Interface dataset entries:

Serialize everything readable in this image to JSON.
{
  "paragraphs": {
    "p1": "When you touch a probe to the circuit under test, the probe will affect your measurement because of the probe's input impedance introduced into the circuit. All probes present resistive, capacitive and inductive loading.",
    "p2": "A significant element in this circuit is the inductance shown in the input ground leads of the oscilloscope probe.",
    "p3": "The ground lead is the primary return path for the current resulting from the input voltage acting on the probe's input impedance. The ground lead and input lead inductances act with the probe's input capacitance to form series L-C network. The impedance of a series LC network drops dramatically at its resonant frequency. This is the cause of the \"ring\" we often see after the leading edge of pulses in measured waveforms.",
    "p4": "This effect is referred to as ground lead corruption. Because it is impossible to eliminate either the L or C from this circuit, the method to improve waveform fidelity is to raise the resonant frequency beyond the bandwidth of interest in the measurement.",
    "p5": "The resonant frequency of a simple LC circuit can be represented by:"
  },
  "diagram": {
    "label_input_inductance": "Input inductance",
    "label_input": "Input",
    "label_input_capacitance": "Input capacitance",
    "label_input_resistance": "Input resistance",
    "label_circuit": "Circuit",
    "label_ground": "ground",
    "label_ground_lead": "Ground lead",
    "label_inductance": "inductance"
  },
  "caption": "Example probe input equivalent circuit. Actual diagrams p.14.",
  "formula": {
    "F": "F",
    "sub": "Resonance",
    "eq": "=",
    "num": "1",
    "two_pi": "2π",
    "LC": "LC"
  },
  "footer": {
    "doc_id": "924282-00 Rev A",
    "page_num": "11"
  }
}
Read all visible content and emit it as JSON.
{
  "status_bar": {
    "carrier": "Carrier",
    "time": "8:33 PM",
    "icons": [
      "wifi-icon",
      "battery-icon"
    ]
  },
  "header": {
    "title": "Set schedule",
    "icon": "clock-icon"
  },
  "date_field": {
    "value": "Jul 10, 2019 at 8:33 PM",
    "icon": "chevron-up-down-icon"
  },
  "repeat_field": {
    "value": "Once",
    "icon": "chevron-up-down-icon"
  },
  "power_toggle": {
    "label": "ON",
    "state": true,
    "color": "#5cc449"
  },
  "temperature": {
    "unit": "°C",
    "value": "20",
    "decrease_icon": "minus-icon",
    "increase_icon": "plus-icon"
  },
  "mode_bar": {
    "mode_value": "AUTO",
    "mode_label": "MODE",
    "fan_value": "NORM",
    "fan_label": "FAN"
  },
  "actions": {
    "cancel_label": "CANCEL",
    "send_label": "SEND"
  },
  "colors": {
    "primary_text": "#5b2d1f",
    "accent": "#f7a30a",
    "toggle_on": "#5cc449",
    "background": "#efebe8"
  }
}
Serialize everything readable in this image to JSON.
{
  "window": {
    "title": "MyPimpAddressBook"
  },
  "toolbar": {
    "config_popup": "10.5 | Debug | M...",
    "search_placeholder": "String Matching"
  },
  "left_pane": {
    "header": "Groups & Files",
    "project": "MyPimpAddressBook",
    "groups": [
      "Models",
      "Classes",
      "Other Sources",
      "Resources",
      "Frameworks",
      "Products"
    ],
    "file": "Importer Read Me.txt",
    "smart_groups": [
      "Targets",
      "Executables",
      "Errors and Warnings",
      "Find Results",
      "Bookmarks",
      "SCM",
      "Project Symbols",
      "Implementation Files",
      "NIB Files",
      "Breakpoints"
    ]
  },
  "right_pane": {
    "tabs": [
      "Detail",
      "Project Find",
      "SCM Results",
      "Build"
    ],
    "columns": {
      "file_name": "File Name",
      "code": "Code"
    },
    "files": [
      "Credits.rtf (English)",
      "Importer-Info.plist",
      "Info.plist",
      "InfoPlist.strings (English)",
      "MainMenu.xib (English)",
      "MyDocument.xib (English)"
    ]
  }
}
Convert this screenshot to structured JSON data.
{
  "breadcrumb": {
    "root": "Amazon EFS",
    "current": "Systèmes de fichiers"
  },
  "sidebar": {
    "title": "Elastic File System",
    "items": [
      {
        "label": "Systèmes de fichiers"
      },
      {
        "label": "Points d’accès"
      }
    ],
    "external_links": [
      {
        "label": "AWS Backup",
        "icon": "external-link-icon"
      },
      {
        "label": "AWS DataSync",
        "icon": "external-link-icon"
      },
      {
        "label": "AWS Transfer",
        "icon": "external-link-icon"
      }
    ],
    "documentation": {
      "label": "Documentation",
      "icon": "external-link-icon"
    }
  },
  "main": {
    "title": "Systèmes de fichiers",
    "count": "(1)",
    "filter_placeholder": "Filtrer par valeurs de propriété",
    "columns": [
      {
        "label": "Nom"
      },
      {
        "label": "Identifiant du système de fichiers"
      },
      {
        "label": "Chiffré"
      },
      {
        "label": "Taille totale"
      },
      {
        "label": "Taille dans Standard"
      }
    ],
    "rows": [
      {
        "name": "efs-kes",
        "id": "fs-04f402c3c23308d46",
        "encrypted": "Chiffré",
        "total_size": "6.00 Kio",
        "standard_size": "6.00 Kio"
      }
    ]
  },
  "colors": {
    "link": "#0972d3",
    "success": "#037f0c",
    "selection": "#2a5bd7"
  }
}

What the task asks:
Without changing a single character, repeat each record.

Solved exercise:
Serialize everything readable in this image to JSON.
{
  "paragraphs": {
    "p1": "When you touch a probe to the circuit under test, the probe will affect your measurement because of the probe's input impedance introduced into the circuit. All probes present resistive, capacitive and inductive loading.",
    "p2": "A significant element in this circuit is the inductance shown in the input ground leads of the oscilloscope probe.",
    "p3": "The ground lead is the primary return path for the current resulting from the input voltage acting on the probe's input impedance. The ground lead and input lead inductances act with the probe's input capacitance to form series L-C network. The impedance of a series LC network drops dramatically at its resonant frequency. This is the cause of the \"ring\" we often see after the leading edge of pulses in measured waveforms.",
    "p4": "This effect is referred to as ground lead corruption. Because it is impossible to eliminate either the L or C from this circuit, the method to improve waveform fidelity is to raise the resonant frequency beyond the bandwidth of interest in the measurement.",
    "p5": "The resonant frequency of a simple LC circuit can be represented by:"
  },
  "diagram": {
    "label_input_inductance": "Input inductance",
    "label_input": "Input",
    "label_input_capacitance": "Input capacitance",
    "label_input_resistance": "Input resistance",
    "label_circuit": "Circuit",
    "label_ground": "ground",
    "label_ground_lead": "Ground lead",
    "label_inductance": "inductance"
  },
  "caption": "Example probe input equivalent circuit. Actual diagrams p.14.",
  "formula": {
    "F": "F",
    "sub": "Resonance",
    "eq": "=",
    "num": "1",
    "two_pi": "2π",
    "LC": "LC"
  },
  "footer": {
    "doc_id": "924282-00 Rev A",
    "page_num": "11"
  }
}
Read all visible content and emit it as JSON.
{
  "status_bar": {
    "carrier": "Carrier",
    "time": "8:33 PM",
    "icons": [
      "wifi-icon",
      "battery-icon"
    ]
  },
  "header": {
    "title": "Set schedule",
    "icon": "clock-icon"
  },
  "date_field": {
    "value": "Jul 10, 2019 at 8:33 PM",
    "icon": "chevron-up-down-icon"
  },
  "repeat_field": {
    "value": "Once",
    "icon": "chevron-up-down-icon"
  },
  "power_toggle": {
    "label": "ON",
    "state": true,
    "color": "#5cc449"
  },
  "temperature": {
    "unit": "°C",
    "value": "20",
    "decrease_icon": "minus-icon",
    "increase_icon": "plus-icon"
  },
  "mode_bar": {
    "mode_value": "AUTO",
    "mode_label": "MODE",
    "fan_value": "NORM",
    "fan_label": "FAN"
  },
  "actions": {
    "cancel_label": "CANCEL",
    "send_label": "SEND"
  },
  "colors": {
    "primary_text": "#5b2d1f",
    "accent": "#f7a30a",
    "toggle_on": "#5cc449",
    "background": "#efebe8"
  }
}
Serialize everything readable in this image to JSON.
{
  "window": {
    "title": "MyPimpAddressBook"
  },
  "toolbar": {
    "config_popup": "10.5 | Debug | M...",
    "search_placeholder": "String Matching"
  },
  "left_pane": {
    "header": "Groups & Files",
    "project": "MyPimpAddressBook",
    "groups": [
      "Models",
      "Classes",
      "Other Sources",
      "Resources",
      "Frameworks",
      "Products"
    ],
    "file": "Importer Read Me.txt",
    "smart_groups": [
      "Targets",
      "Executables",
      "Errors and Warnings",
      "Find Results",
      "Bookmarks",
      "SCM",
      "Project Symbols",
      "Implementation Files",
      "NIB Files",
      "Breakpoints"
    ]
  },
  "right_pane": {
    "tabs": [
      "Detail",
      "Project Find",
      "SCM Results",
      "Build"
    ],
    "columns": {
      "file_name": "File Name",
      "code": "Code"
    },
    "files": [
      "Credits.rtf (English)",
      "Importer-Info.plist",
      "Info.plist",
      "InfoPlist.strings (English)",
      "MainMenu.xib (English)",
      "MyDocument.xib (English)"
    ]
  }
}
Convert this screenshot to structured JSON data.
{
  "breadcrumb": {
    "root": "Amazon EFS",
    "current": "Systèmes de fichiers"
  },
  "sidebar": {
    "title": "Elastic File System",
    "items": [
      {
        "label": "Systèmes de fichiers"
      },
      {
        "label": "Points d’accès"
      }
    ],
    "external_links": [
      {
        "label": "AWS Backup",
        "icon": "external-link-icon"
      },
      {
        "label": "AWS DataSync",
        "icon": "external-link-icon"
      },
      {
        "label": "AWS Transfer",
        "icon": "external-link-icon"
      }
    ],
    "documentation": {
      "label": "Documentation",
      "icon": "external-link-icon"
    }
  },
  "main": {
    "title": "Systèmes de fichiers",
    "count": "(1)",
    "filter_placeholder": "Filtrer par valeurs de propriété",
    "columns": [
      {
        "label": "Nom"
      },
      {
        "label": "Identifiant du système de fichiers"
      },
      {
        "label": "Chiffré"
      },
      {
        "label": "Taille totale"
      },
      {
        "label": "Taille dans Standard"
      }
    ],
    "rows": [
      {
        "name": "efs-kes",
        "id": "fs-04f402c3c23308d46",
        "encrypted": "Chiffré",
        "total_size": "6.00 Kio",
        "standard_size": "6.00 Kio"
      }
    ]
  },
  "colors": {
    "link": "#0972d3",
    "success": "#037f0c",
    "selection": "#2a5bd7"
  }
}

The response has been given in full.